WHAT YOU HAVE TO DO »
Each entry, as given, must be output unchanged.

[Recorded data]
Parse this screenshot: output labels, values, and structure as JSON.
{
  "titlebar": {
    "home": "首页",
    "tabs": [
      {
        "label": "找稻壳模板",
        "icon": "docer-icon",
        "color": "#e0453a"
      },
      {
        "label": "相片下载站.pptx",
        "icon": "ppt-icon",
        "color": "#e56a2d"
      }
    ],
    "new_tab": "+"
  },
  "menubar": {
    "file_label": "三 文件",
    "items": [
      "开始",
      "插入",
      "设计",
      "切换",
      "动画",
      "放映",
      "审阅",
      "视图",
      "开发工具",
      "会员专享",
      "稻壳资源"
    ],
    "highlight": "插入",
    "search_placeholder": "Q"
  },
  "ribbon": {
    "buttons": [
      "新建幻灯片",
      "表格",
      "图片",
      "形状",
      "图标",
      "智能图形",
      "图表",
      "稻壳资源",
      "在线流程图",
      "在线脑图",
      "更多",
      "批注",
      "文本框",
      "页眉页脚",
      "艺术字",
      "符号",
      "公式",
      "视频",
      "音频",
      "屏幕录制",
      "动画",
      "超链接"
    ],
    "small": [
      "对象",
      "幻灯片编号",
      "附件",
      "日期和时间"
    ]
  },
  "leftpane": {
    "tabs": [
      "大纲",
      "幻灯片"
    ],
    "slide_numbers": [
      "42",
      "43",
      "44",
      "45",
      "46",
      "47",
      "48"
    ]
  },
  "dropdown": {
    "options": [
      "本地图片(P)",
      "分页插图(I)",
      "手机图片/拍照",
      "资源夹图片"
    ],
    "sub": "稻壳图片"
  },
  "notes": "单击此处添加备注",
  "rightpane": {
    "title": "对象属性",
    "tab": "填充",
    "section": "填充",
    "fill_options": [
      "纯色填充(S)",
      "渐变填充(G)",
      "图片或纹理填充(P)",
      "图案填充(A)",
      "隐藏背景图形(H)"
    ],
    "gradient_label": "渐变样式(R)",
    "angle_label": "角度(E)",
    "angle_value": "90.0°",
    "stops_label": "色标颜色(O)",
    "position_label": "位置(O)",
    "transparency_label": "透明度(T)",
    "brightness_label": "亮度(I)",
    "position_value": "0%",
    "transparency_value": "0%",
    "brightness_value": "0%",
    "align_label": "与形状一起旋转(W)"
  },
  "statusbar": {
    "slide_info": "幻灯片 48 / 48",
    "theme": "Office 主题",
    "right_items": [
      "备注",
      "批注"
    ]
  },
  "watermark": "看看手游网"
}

TASK SOLUTION »
Parse this screenshot: output labels, values, and structure as JSON.
{
  "titlebar": {
    "home": "首页",
    "tabs": [
      {
        "label": "找稻壳模板",
        "icon": "docer-icon",
        "color": "#e0453a"
      },
      {
        "label": "相片下载站.pptx",
        "icon": "ppt-icon",
        "color": "#e56a2d"
      }
    ],
    "new_tab": "+"
  },
  "menubar": {
    "file_label": "三 文件",
    "items": [
      "开始",
      "插入",
      "设计",
      "切换",
      "动画",
      "放映",
      "审阅",
      "视图",
      "开发工具",
      "会员专享",
      "稻壳资源"
    ],
    "highlight": "插入",
    "search_placeholder": "Q"
  },
  "ribbon": {
    "buttons": [
      "新建幻灯片",
      "表格",
      "图片",
      "形状",
      "图标",
      "智能图形",
      "图表",
      "稻壳资源",
      "在线流程图",
      "在线脑图",
      "更多",
      "批注",
      "文本框",
      "页眉页脚",
      "艺术字",
      "符号",
      "公式",
      "视频",
      "音频",
      "屏幕录制",
      "动画",
      "超链接"
    ],
    "small": [
      "对象",
      "幻灯片编号",
      "附件",
      "日期和时间"
    ]
  },
  "leftpane": {
    "tabs": [
      "大纲",
      "幻灯片"
    ],
    "slide_numbers": [
      "42",
      "43",
      "44",
      "45",
      "46",
      "47",
      "48"
    ]
  },
  "dropdown": {
    "options": [
      "本地图片(P)",
      "分页插图(I)",
      "手机图片/拍照",
      "资源夹图片"
    ],
    "sub": "稻壳图片"
  },
  "notes": "单击此处添加备注",
  "rightpane": {
    "title": "对象属性",
    "tab": "填充",
    "section": "填充",
    "fill_options": [
      "纯色填充(S)",
      "渐变填充(G)",
      "图片或纹理填充(P)",
      "图案填充(A)",
      "隐藏背景图形(H)"
    ],
    "gradient_label": "渐变样式(R)",
    "angle_label": "角度(E)",
    "angle_value": "90.0°",
    "stops_label": "色标颜色(O)",
    "position_label": "位置(O)",
    "transparency_label": "透明度(T)",
    "brightness_label": "亮度(I)",
    "position_value": "0%",
    "transparency_value": "0%",
    "brightness_value": "0%",
    "align_label": "与形状一起旋转(W)"
  },
  "statusbar": {
    "slide_info": "幻灯片 48 / 48",
    "theme": "Office 主题",
    "right_items": [
      "备注",
      "批注"
    ]
  },
  "watermark": "看看手游网"
}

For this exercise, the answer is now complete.